Congratulations to 2020 Writing Contest winner, Logan Wilbur!
Congratulations to Logan Wilbur of Bass Harbor, a student at Mt. Desert Island High School! Logan’s short story “Back When” was selected out of a pool of entries that came in from young writers all across the state. You can read her piece below, and may have heard it on WERU-FM at 8:45 a.m. on Tuesday, May 5, 2020. Her work will also be published in our upcoming anthology in June, and she will receive a $200 cash prize. Way to go, Logan!
Here is Logan's winning story:
It’s a day like any other.
I drum absently on the faded cash register. It’s just Mags and me working today. Packs of cigarettes plaster the wall behind our counter. Their bright colors contrast the grey, callused hands of the working men pointing out their brand of choice. The ads are all cowboys, cars, and beautiful girls. Inside the store, a washed-out woman pulls a plastic bottle of vodka from the shelf. She limps over concrete to Mags, the cashier she calls nurse.
“I’m here for my prescription,” jokes the woman. Mags could’ve been a doctor. She was getting a degree, but ran out of money halfway through. She’s sixty-three now and spends her off-days looking after a mess of grandchildren. When it’s slow she lets me study. “Ya gotta get into a good college and find a job ya can retire from,” she often reminds me.
Mags likes it when the store’s full. Plenty of these folks see grocery shopping as a social function. I like when the only buzz you hear is the fluorescent lights. I draft proposals on waxy bits of receipt paper. While stocking cans of soup and soda I puzzle over problems and ways to solve them. I mentally weigh trade-offs while I set cheap, pesticide-coated vegetables on the scales.
Every now and then a tourist swings open the battered glass door. They’re easy to spot, pausing outside the door like they’re scared the floor will turn to quicksand. They rarely buy anything from stores like ours, and mostly ask for directions.
“Back Beach? Are people still spreading rumors that place exists?” Mags laughs from behind the register. “Sorry, honey, there isn’t anything like that ‘round here.”
“Oh, well, thanks, I guess,” says the tourist, bored, already looking away like Mags is a GPS. “I’ll get going then.”

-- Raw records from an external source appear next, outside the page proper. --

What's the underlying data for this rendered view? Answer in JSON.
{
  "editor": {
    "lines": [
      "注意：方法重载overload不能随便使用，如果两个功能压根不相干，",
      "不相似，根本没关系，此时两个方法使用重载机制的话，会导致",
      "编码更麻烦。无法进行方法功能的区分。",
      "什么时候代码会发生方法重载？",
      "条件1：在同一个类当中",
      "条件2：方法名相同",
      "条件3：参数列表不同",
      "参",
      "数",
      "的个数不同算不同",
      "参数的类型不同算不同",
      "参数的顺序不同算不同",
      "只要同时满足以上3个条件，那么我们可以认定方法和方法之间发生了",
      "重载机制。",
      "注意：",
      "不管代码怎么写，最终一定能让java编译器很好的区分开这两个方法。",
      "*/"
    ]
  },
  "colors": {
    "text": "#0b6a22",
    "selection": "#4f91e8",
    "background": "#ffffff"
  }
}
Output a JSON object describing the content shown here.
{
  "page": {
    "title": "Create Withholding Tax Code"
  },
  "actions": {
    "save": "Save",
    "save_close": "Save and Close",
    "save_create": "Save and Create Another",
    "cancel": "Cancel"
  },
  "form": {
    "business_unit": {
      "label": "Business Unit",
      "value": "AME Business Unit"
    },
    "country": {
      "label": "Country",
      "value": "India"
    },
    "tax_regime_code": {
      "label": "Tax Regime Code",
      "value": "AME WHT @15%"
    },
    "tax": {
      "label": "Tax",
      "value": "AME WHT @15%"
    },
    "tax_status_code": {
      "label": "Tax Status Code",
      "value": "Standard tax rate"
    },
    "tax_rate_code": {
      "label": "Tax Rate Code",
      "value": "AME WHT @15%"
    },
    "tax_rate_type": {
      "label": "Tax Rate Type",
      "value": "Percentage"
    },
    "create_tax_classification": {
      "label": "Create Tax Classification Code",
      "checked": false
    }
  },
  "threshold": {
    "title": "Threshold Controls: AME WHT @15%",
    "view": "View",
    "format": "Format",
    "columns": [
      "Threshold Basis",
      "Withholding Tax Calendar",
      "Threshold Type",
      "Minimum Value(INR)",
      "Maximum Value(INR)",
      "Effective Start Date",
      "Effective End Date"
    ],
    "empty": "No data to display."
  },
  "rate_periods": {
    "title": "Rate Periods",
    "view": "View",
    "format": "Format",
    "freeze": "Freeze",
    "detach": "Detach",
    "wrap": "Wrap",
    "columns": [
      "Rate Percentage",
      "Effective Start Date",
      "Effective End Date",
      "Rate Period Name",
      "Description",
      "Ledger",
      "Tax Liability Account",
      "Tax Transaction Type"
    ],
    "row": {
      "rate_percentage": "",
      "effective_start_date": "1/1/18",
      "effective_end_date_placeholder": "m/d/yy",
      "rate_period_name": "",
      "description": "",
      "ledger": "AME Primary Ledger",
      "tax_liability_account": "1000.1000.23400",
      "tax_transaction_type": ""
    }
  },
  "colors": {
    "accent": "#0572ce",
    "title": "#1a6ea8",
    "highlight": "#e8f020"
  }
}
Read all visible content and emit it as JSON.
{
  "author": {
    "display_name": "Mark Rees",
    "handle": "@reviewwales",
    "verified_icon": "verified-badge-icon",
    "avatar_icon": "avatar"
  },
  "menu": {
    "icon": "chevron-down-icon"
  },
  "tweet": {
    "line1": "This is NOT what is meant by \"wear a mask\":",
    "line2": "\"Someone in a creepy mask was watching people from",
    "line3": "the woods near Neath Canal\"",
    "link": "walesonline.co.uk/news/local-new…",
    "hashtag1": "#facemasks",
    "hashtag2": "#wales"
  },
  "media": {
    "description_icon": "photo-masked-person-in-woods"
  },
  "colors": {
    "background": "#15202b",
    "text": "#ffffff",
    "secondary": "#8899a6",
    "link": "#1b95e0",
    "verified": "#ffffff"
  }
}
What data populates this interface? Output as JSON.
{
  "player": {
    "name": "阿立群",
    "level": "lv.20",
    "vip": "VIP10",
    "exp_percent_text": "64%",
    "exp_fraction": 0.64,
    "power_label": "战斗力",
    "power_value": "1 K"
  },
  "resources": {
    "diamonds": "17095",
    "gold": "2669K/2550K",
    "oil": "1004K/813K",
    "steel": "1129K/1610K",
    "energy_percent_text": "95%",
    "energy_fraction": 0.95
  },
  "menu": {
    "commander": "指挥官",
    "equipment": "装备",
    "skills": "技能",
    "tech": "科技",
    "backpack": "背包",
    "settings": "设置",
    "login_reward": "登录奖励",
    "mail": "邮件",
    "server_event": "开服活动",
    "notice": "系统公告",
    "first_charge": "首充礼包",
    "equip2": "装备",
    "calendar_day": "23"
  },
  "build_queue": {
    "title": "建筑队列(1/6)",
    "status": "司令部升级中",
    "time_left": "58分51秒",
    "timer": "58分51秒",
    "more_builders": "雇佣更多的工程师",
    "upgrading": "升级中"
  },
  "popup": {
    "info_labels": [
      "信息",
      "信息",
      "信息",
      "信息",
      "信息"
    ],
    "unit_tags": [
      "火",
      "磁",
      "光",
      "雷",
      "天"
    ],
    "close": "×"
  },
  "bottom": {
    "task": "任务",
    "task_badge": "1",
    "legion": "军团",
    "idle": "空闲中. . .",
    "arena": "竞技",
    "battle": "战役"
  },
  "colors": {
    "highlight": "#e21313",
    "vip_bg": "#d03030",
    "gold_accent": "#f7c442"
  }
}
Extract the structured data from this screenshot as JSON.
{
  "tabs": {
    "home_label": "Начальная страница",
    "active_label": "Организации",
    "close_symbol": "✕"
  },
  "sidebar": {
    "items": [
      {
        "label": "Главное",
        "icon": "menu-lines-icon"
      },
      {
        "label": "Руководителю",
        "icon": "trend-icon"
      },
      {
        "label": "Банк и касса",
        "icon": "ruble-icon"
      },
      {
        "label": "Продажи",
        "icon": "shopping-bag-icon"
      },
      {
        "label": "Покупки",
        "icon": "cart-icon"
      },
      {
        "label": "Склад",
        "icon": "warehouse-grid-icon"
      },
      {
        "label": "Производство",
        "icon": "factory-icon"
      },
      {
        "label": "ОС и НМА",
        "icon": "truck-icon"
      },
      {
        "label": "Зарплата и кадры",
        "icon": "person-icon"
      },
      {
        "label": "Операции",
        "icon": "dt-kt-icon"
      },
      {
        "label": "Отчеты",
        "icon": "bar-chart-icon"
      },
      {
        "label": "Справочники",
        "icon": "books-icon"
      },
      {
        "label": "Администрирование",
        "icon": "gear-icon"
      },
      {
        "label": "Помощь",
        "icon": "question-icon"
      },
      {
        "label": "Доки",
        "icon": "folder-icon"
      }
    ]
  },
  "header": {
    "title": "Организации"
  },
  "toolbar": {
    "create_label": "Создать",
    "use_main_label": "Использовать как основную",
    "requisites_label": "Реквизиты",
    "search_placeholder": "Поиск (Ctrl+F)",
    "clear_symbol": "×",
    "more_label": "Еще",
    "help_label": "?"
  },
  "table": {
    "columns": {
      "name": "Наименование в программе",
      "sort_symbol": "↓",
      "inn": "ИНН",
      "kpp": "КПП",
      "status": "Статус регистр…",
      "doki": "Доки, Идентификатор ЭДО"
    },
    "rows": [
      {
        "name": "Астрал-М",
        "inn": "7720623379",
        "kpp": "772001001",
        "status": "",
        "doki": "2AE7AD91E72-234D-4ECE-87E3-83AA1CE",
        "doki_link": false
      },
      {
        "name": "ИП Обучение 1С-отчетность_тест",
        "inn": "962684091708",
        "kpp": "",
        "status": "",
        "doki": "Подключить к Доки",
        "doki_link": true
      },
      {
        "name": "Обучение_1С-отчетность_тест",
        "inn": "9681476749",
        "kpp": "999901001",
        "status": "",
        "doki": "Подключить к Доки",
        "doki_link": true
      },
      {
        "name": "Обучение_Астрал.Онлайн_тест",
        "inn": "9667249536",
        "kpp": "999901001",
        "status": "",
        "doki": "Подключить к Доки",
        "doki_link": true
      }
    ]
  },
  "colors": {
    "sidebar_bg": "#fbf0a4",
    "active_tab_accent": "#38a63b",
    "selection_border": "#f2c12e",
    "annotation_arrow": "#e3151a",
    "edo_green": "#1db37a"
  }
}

“Have a good one, sweetie!” When the door swings closed Mags chuckles and starts to ring up a Bud Light and a one-dollar muffin. “Gotta save some spots for the locals, don’t we?”
And the customers smile, not bright and shiny like the models in the cigarette ads, but it still feels good to laugh.
“That’sa wicked short list,” huffs a regular with a salt and pepper beard.
“Mm-hm. That’s why we gotta look aftah it,” she shrugs, nodding at the next family walking in.
“Still, I don’t figure how things got this way.” He grumbles, hand trembling to get back to its cigarette. “Back when the sea was full of fish it seemed like there were a hundred beaches, all empty and clean. Now they’re all clogged up with tourists and trash.”
“Well, what else ya gonna do? Hasn’t killed us yet! That’s what I always say.” He chuckles, gingerly rolling a shoulder back and massaging his knee. He’s been too old to work on the side of a building for a while now.
“We all do the best we can. That’ll be six fifty-nine.” Mags sighs, and glances at the wall behind us. “It’ll all work out. It always does.”
And the patrons believe it, just like they trust what those cigarette ads promise.
As their livers, lungs, and planet start to decay, they count on it.
I try to keep busy.